There is something slightly disconcerting about planning a dinner intended entirely to highlight different kinds of exotic meat such as wild boar, veal, pork, quail, rabbit sausages, lamb sausages and oysters. Separately they each would make a winning dish, but how would you put them all in one dinner without overwhelming the diners. Should there be a specific style of cuisine? What kind of supplementary ingredients would be suitable? This was the challenge Christo at Chez What? faced when offered a bounty of these meats from Marx Foods to sample. His solution was to invite a few bloggers to get together and cook.
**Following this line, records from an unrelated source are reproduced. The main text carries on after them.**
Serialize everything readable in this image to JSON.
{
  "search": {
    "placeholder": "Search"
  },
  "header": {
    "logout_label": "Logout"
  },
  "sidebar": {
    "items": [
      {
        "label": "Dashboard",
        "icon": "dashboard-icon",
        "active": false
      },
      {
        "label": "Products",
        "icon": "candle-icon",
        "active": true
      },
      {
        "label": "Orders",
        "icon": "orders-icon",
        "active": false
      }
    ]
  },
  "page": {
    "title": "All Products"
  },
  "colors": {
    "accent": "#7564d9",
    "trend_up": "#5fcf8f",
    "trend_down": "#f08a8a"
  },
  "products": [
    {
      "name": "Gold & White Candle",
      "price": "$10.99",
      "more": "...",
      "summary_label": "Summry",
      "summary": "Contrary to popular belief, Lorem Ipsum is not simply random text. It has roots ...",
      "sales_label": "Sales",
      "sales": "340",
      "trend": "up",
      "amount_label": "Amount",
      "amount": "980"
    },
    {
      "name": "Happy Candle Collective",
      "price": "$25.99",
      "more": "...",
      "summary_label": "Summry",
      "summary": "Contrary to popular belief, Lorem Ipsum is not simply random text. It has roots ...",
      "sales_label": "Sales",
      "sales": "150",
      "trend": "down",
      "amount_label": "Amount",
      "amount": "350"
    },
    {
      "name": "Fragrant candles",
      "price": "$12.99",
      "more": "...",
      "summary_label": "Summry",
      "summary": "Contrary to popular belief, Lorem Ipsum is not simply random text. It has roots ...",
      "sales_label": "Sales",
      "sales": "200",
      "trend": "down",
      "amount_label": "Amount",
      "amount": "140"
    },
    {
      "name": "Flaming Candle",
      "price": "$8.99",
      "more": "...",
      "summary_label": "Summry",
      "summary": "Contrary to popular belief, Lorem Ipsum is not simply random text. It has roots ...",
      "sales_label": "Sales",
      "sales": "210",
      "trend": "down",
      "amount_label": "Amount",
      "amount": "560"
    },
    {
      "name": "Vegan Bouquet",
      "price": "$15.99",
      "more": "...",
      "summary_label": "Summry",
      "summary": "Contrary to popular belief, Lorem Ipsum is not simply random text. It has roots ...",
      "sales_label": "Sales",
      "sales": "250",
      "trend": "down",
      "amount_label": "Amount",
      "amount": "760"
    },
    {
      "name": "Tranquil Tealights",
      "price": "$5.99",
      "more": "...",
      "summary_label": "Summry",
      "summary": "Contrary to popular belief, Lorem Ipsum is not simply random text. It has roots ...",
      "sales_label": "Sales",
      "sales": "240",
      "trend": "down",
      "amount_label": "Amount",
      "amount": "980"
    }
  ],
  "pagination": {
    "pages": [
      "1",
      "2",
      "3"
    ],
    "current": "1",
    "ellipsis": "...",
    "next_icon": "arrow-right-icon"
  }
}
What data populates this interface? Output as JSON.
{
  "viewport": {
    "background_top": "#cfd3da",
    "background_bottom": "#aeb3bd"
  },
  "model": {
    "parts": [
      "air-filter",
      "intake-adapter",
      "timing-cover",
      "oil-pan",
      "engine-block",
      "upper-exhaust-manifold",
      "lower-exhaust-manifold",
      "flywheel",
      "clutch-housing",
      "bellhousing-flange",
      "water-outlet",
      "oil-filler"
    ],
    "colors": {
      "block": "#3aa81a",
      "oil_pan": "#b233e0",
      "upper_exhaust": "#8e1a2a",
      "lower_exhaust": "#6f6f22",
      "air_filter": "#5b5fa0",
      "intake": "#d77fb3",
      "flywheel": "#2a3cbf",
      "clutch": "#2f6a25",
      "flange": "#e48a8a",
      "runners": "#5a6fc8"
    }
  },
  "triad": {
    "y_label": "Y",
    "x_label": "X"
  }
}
Like many home cooks I love to collect all kinds of cooking utensils, appliances, cookware and tableware. I own a strawberry huller, fish poacher, taco frying tongs and artichoke plates. Then after using them once or twice they’re usually banished deep in a drawer or at the back of a kitchen cabinet, where they’re undiscovered for years. But there is one curious looking specialty clay pot, with a steam spout in the middle, that I use regularly for making the most delicious chicken soup. It is a Yunnan (雲南) steam clay pot (汽鍋).